THIS volume is based upon the lectures under
the Rhind Bequest which, by invitation of the
Society of Antiquaries of Scotland, were delivered by the author in the early part of 1926. The
material has been revised and considerably amplified.
Obviously it would be impossible to find place
,within the compass of this book for even an allusion
to every castellated building in Scotland still in
existence. Nor could any example be exhaustively
treated. For these requirements one must go to such
sources as the five volumes by Messrs. McGibbon and
Ross on The Castellated and Domestic Architecture of
Scotland, or the county Inventories, as they appear,
of the Royal Commission on Ancient and Historical
Monuments of Scotland, or the few independent monographs
on particular castles.
The chapters which follow constitute a more general
treatment of the subject as a whole, though affording
sufficient detail, it is believed, to render any particular

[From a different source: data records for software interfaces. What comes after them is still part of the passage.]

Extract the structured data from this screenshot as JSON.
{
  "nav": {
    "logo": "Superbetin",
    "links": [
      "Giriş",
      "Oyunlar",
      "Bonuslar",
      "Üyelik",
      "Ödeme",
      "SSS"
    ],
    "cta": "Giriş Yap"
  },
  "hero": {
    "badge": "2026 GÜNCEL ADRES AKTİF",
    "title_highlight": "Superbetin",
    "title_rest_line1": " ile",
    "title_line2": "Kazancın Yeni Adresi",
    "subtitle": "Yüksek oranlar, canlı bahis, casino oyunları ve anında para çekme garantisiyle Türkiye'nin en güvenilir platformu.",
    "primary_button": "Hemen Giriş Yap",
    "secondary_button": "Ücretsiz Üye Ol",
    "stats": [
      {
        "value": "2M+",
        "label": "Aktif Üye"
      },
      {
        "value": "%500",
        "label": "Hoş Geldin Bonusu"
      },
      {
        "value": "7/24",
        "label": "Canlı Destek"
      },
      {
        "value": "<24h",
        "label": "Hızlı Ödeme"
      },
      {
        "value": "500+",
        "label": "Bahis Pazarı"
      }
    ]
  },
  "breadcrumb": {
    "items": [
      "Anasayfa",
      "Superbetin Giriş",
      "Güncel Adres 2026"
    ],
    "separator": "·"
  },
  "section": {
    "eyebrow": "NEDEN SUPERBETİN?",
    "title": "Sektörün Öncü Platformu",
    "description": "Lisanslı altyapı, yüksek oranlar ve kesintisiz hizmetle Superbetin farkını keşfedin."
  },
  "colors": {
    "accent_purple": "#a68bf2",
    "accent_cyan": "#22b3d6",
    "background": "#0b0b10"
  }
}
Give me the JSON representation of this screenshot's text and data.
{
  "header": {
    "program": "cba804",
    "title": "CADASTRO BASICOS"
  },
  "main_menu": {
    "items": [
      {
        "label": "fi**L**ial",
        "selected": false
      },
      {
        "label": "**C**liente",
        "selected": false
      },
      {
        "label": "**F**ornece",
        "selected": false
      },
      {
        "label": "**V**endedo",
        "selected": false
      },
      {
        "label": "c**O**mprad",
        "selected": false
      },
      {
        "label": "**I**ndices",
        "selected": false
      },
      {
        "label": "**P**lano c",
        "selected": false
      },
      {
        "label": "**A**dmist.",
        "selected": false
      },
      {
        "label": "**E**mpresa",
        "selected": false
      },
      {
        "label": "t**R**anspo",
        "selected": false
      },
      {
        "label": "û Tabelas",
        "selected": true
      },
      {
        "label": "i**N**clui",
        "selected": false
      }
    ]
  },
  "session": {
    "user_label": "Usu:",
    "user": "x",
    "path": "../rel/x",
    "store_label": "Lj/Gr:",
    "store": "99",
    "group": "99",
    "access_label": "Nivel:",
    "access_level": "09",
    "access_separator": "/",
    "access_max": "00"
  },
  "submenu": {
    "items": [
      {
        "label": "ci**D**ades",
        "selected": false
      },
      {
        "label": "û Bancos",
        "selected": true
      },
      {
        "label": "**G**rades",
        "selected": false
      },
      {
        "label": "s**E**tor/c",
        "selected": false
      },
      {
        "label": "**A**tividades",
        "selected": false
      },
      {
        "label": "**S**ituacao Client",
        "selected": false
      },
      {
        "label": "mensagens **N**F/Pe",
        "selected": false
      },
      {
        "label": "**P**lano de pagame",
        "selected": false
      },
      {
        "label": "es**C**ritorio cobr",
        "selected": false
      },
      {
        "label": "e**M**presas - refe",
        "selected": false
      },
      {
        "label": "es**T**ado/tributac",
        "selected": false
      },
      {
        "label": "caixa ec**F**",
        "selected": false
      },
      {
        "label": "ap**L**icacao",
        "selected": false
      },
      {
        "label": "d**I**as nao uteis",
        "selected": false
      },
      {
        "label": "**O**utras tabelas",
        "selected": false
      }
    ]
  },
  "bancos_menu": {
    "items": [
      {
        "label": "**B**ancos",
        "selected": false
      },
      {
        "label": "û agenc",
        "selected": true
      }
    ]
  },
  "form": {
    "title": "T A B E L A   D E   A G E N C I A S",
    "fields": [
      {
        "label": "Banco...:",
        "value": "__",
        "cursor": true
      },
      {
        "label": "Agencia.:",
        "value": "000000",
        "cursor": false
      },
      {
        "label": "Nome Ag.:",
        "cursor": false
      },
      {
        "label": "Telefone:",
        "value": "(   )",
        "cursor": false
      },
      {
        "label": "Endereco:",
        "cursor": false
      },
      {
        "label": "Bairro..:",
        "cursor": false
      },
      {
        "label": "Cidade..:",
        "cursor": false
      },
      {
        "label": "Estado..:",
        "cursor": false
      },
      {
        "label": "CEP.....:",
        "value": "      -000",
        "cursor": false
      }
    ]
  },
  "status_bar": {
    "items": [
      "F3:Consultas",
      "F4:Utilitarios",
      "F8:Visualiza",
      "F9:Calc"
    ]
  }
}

example more intelligible to the ordinary observer.
The author, however, has handled the material on
rather different lines from those more recently followed.
At some places, too, divergences from accepted conclusions
will be found ; while there may be discerned
throughout a deliberate abstention from the use of
the so- popular term " keep." Fuller discussion of the
more important doubts or differences has been relegated
The main fundamental principle introduced is that
formulated as the palace plan. It is claimed to account
for both the new type of structure that appears with
the fifteenth century and the use of the term palace as
applied in Scotland to a whole class of buildings, a use
of which no explanation has hitherto been offered or
even thought necessary.
The specific subject of the, book is the Castles of
Scotland, but it must not be forgotten that these constituted
merely a province in the castle building area
of western Europe. Scotland invented nothing in this
field, though of course it moulded what it borrowed to
its own desires. Thus, however, references to such
structures elsewhere become necessary in the course of
explanation. That more have not been made is due to
the limited extent of the volume.